THE TASK -
Scan the entries below, and for each line that includes the word "JSON", make a copy.

RECORDED INFORMATION -
+--

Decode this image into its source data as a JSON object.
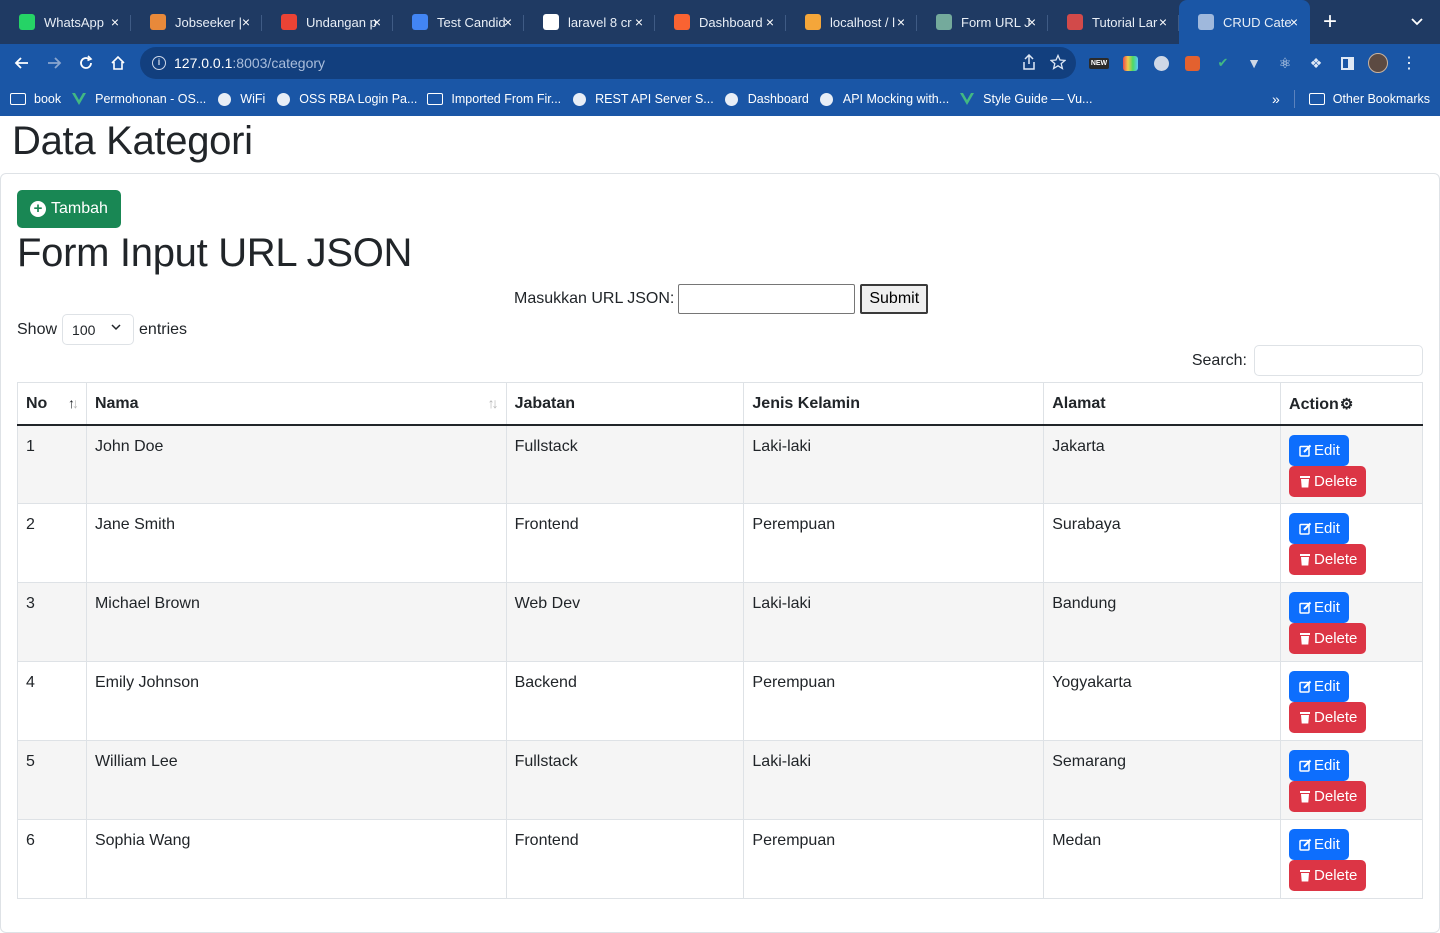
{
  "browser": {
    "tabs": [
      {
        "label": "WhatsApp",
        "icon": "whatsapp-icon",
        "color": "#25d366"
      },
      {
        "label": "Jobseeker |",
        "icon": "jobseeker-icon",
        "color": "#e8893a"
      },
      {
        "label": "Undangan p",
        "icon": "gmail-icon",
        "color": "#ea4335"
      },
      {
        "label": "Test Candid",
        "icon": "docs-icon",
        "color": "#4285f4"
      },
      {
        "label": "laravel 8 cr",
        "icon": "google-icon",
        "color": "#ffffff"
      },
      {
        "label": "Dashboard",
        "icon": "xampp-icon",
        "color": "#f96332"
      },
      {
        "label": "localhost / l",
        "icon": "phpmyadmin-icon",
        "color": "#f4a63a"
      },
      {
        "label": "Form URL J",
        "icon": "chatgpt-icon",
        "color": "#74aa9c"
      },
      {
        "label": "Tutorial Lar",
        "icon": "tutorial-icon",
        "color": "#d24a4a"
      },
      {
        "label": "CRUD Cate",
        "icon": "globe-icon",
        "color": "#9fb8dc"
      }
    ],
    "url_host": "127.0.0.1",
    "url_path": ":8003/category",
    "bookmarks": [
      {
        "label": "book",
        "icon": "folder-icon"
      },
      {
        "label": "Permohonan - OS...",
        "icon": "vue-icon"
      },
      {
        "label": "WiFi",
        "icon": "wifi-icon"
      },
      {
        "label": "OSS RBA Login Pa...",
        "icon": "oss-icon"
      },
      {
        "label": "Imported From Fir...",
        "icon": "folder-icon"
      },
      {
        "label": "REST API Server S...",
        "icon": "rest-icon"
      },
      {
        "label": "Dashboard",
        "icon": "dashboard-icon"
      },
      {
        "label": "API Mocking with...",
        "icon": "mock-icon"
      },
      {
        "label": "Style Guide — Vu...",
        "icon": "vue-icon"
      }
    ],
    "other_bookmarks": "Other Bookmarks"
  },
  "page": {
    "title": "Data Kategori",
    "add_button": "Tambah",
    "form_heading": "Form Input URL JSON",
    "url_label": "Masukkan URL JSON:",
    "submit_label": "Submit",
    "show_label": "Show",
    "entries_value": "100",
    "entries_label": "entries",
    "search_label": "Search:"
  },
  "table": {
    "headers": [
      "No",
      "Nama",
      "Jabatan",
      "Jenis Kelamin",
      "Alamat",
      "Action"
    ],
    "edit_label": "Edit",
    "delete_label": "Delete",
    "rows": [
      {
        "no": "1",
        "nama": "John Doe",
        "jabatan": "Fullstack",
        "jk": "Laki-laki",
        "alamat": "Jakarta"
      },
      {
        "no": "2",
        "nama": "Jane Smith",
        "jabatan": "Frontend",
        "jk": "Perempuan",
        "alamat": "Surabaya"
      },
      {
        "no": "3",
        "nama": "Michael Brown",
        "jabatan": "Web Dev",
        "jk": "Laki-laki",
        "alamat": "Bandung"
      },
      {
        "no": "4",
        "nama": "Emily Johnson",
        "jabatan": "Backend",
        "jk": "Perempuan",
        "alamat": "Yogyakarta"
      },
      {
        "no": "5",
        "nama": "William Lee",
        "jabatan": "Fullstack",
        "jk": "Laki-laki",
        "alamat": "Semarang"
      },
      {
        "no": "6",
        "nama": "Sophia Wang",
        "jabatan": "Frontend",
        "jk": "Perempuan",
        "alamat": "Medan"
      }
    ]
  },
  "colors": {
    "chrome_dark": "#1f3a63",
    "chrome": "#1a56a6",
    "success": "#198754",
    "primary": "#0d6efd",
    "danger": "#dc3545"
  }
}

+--

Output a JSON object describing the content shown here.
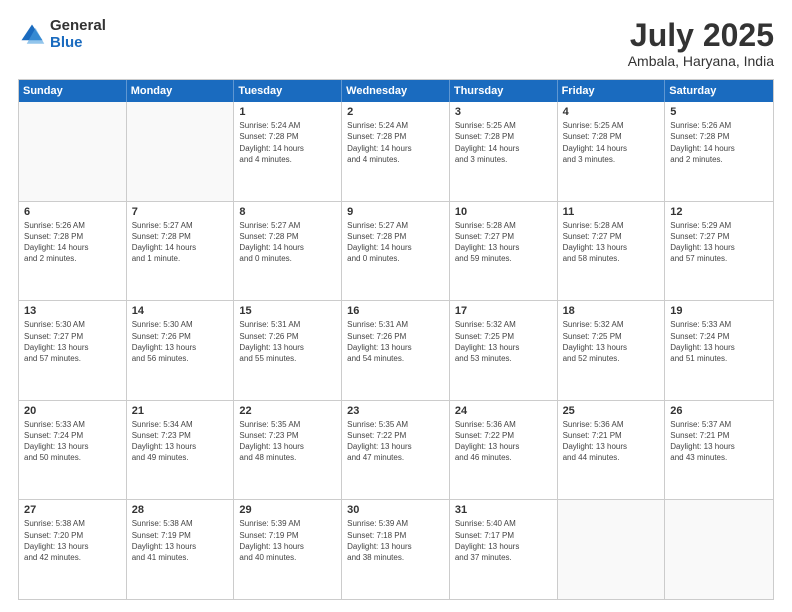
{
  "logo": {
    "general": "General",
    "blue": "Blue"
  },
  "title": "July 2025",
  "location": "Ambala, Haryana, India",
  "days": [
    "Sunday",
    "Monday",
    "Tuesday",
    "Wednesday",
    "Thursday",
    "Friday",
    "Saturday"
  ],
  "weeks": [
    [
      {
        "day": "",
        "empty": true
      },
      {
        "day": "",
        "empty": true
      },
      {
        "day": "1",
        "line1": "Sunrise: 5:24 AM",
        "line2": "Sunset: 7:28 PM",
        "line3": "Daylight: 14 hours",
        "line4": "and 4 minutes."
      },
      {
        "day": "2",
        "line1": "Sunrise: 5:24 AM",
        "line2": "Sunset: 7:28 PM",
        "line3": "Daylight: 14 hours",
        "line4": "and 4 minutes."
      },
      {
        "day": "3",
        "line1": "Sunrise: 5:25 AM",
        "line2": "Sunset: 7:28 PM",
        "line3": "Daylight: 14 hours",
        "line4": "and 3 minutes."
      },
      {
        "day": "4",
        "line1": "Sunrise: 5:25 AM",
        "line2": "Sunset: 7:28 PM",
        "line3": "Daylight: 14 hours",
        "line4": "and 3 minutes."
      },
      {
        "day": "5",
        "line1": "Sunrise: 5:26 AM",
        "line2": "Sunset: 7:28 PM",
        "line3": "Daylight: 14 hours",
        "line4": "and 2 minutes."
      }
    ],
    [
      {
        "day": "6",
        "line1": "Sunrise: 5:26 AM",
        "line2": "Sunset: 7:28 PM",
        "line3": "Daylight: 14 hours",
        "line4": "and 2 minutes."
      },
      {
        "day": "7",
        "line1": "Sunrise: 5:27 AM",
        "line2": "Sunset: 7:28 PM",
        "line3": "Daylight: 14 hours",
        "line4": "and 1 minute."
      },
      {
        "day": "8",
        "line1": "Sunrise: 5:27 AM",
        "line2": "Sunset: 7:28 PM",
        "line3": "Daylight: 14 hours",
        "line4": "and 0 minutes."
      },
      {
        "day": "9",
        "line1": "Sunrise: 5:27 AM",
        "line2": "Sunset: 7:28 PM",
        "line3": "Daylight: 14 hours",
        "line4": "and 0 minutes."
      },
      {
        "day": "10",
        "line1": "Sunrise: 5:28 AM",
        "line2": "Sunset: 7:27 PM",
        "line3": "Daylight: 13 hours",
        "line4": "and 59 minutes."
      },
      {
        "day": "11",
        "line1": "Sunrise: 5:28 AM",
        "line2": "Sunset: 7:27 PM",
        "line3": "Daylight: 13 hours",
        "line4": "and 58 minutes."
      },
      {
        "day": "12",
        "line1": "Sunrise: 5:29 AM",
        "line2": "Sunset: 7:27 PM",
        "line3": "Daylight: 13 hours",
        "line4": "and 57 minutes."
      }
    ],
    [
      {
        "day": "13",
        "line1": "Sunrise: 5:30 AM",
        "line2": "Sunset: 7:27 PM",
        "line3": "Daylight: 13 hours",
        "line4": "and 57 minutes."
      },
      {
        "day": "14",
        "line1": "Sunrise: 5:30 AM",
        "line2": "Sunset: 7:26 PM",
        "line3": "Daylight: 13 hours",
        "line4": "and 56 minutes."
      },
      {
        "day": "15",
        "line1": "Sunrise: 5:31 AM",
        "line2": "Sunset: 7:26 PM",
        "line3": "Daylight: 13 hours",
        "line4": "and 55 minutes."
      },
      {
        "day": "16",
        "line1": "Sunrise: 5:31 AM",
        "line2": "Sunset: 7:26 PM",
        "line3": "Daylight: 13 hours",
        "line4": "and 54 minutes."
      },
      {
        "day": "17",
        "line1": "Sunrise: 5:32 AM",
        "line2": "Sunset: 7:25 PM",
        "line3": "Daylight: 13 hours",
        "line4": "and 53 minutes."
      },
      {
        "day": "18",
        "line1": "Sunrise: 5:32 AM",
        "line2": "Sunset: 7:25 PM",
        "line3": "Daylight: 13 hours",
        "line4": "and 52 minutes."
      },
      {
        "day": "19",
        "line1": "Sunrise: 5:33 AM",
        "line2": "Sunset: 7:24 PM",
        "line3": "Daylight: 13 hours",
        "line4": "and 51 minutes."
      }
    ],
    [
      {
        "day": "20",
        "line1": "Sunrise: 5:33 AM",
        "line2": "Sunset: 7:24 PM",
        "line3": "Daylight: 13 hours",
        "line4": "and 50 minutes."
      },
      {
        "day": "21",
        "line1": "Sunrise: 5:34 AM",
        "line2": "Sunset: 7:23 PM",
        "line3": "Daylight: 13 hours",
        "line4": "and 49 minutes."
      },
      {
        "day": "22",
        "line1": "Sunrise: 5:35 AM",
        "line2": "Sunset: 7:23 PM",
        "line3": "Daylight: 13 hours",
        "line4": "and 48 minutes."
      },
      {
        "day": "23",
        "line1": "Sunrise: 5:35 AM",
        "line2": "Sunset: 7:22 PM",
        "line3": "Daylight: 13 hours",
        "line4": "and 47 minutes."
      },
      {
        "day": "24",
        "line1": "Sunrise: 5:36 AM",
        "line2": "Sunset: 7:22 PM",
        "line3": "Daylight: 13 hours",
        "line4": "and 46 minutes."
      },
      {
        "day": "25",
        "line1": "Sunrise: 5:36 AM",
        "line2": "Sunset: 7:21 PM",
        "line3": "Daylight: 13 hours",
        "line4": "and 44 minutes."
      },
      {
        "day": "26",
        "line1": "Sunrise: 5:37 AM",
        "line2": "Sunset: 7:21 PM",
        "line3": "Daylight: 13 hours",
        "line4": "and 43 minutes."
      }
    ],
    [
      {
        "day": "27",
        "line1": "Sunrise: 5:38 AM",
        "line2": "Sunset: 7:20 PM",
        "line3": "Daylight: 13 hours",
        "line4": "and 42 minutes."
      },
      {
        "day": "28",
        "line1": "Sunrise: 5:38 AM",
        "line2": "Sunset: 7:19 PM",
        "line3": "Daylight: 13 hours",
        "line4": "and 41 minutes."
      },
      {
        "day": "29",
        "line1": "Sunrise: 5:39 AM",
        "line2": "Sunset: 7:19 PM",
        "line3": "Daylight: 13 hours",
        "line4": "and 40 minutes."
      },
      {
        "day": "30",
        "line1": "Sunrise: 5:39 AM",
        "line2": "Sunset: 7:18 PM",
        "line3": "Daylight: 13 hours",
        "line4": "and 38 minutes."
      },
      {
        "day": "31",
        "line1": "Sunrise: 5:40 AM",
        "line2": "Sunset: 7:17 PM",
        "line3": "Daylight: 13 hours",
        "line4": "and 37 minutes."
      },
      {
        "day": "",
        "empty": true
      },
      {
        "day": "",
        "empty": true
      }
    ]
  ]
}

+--

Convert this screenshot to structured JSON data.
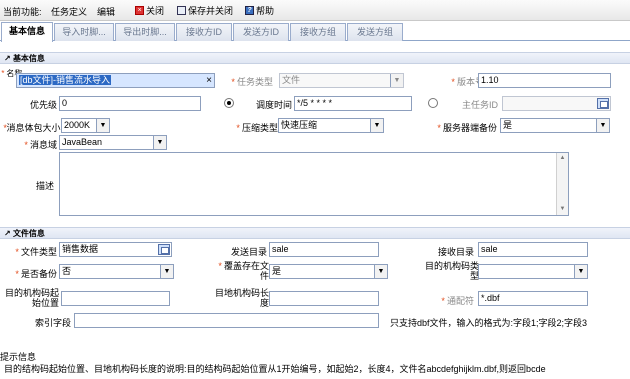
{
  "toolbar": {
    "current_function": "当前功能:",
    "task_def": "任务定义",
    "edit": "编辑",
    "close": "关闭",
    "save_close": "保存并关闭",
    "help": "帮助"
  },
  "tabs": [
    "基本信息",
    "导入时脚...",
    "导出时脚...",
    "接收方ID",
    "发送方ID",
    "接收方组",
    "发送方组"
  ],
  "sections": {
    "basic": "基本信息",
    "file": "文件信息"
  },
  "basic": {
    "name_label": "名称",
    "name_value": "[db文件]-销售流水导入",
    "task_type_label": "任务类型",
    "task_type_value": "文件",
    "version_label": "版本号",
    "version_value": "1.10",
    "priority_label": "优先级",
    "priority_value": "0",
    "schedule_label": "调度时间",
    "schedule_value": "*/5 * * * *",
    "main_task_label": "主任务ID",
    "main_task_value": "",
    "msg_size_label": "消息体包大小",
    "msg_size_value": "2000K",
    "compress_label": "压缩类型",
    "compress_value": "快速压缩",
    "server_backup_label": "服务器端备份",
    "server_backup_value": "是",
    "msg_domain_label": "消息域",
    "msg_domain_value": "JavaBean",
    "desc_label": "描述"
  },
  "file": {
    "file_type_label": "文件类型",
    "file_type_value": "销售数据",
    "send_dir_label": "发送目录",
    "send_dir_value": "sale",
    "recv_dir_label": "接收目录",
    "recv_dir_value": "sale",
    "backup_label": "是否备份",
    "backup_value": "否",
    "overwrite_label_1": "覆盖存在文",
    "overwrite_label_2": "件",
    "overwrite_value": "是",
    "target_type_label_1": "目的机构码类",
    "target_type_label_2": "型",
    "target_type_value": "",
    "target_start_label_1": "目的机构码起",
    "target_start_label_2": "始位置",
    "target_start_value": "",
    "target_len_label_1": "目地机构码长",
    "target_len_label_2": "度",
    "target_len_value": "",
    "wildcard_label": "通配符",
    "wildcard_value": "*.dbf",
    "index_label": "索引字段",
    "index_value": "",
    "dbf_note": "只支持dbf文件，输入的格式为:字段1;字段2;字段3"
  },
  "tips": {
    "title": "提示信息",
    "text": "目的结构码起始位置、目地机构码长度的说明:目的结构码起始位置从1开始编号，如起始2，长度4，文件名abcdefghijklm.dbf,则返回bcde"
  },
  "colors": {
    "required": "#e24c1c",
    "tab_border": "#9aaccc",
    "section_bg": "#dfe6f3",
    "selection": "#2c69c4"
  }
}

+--

RESPONSE TO THE TASK -
Decode this image into its source data as a JSON object.
    "form_heading": "Form Input URL JSON",
    "url_label": "Masukkan URL JSON:",
Output a JSON object describing the content shown here.
Convert this screenshot to structured JSON data.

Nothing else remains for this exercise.